Start of Input data

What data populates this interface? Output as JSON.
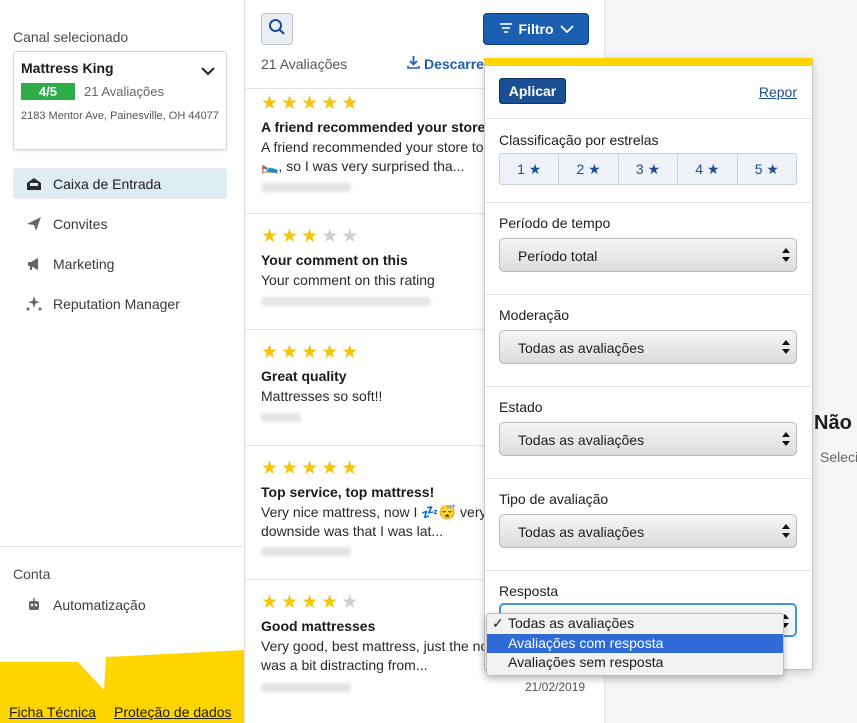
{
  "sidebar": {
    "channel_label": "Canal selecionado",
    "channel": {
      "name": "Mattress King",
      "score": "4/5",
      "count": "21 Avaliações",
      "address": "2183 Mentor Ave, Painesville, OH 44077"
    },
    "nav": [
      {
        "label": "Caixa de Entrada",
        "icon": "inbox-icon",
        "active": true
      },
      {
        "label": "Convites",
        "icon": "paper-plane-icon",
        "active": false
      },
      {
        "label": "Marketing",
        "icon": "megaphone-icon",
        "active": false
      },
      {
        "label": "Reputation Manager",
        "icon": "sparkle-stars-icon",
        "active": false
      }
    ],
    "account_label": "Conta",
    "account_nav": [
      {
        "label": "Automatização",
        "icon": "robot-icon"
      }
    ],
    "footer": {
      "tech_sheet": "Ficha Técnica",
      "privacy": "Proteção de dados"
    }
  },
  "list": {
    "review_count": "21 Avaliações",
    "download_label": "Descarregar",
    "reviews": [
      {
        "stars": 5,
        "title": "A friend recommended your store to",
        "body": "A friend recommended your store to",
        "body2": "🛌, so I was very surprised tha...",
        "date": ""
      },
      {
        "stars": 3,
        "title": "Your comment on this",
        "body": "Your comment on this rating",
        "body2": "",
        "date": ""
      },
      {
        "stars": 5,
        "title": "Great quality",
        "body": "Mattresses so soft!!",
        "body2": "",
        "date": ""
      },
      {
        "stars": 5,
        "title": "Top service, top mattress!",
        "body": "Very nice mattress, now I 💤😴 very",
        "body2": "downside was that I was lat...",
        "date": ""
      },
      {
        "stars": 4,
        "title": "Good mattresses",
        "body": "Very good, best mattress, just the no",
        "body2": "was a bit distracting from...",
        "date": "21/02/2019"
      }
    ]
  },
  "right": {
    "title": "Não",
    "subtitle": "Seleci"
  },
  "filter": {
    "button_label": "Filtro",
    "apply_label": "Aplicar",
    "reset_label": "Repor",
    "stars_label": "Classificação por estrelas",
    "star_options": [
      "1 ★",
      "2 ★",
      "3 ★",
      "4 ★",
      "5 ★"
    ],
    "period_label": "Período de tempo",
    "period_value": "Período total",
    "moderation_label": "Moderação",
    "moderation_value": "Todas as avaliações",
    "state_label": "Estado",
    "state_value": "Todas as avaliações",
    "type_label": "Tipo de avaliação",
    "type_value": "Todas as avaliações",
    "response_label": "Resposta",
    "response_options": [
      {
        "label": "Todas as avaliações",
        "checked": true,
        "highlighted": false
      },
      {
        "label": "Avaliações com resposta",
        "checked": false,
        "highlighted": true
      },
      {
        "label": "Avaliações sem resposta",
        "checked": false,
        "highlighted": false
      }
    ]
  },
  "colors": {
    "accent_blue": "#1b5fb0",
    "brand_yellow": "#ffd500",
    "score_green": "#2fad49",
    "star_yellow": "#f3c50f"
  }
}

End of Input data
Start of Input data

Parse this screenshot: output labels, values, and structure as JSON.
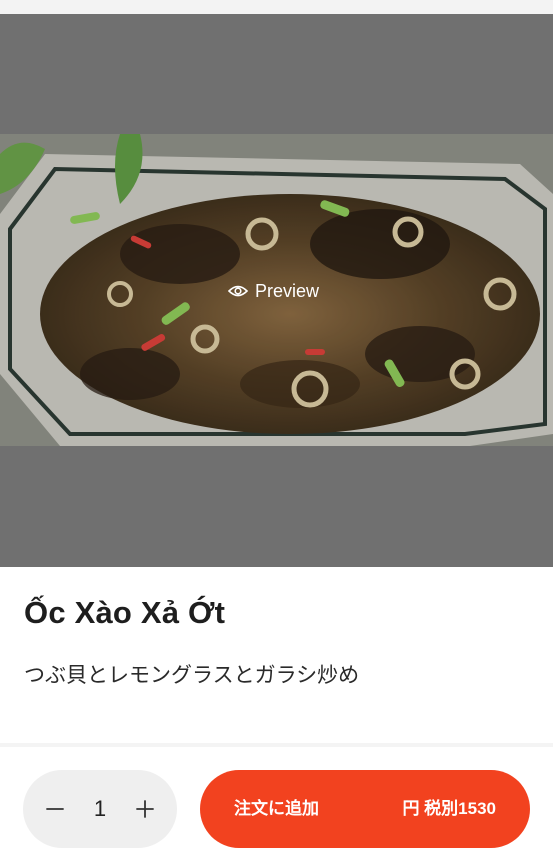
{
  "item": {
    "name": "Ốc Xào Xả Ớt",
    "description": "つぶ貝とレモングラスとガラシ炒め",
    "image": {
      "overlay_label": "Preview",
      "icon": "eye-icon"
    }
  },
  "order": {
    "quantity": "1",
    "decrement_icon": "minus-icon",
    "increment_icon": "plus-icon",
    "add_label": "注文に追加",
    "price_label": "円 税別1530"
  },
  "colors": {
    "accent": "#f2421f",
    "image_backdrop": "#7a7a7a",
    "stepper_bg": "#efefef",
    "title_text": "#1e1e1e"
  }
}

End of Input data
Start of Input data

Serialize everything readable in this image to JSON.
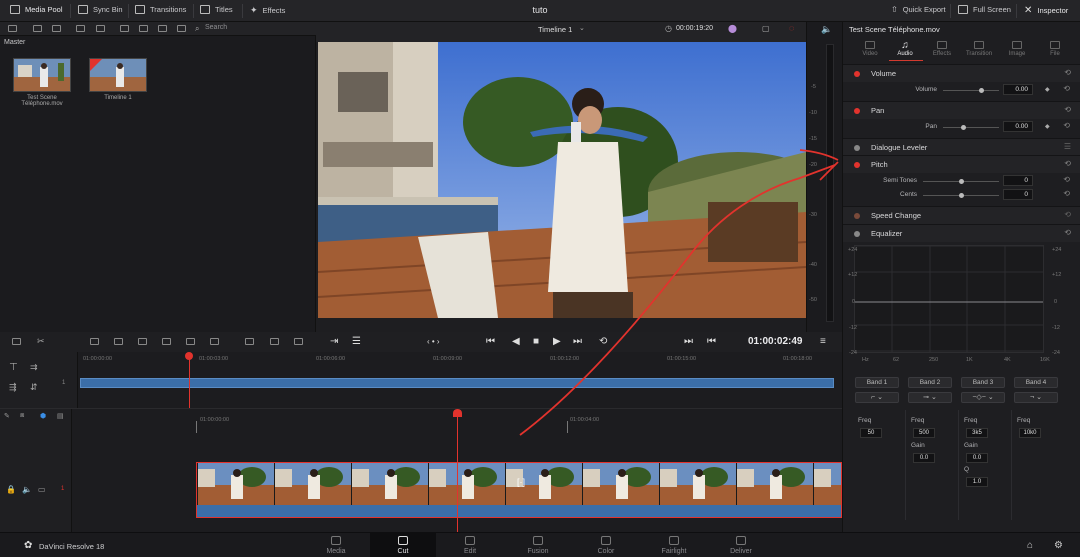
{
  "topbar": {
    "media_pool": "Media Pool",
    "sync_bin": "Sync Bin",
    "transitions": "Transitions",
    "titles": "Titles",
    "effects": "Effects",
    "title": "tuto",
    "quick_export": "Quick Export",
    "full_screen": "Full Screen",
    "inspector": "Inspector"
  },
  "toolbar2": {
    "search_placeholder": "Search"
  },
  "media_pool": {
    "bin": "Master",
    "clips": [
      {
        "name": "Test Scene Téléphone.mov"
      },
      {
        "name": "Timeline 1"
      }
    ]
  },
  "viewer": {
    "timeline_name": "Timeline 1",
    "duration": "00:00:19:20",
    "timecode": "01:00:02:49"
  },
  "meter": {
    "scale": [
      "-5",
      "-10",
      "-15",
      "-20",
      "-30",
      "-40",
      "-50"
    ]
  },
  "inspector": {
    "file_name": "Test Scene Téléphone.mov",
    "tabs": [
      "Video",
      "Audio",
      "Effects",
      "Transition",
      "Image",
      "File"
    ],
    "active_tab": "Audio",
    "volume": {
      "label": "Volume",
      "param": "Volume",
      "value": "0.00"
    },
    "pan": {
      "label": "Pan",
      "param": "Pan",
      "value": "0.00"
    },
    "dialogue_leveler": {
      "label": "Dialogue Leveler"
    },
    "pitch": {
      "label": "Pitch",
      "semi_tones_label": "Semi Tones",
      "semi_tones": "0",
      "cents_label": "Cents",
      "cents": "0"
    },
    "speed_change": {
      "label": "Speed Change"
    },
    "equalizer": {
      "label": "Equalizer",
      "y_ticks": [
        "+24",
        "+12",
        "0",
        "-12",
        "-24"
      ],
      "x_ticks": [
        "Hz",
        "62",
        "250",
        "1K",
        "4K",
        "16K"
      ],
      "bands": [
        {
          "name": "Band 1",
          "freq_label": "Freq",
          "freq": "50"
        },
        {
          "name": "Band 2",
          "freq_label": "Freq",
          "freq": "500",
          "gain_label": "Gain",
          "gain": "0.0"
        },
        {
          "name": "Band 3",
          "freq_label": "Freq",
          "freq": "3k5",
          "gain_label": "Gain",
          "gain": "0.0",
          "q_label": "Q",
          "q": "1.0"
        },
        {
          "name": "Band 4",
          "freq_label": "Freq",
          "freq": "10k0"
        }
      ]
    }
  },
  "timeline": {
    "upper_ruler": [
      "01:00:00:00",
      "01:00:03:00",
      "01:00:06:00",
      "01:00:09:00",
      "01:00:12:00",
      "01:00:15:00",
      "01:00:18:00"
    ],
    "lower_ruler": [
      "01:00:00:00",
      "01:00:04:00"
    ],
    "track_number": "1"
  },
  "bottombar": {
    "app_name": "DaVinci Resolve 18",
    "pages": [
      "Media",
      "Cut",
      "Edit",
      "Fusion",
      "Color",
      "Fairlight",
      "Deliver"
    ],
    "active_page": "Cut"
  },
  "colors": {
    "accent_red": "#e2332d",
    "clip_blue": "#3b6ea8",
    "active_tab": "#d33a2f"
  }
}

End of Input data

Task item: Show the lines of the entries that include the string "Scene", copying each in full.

Your solution:
        "name": "Test Scene Téléphone.mov"
    "file_name": "Test Scene Téléphone.mov",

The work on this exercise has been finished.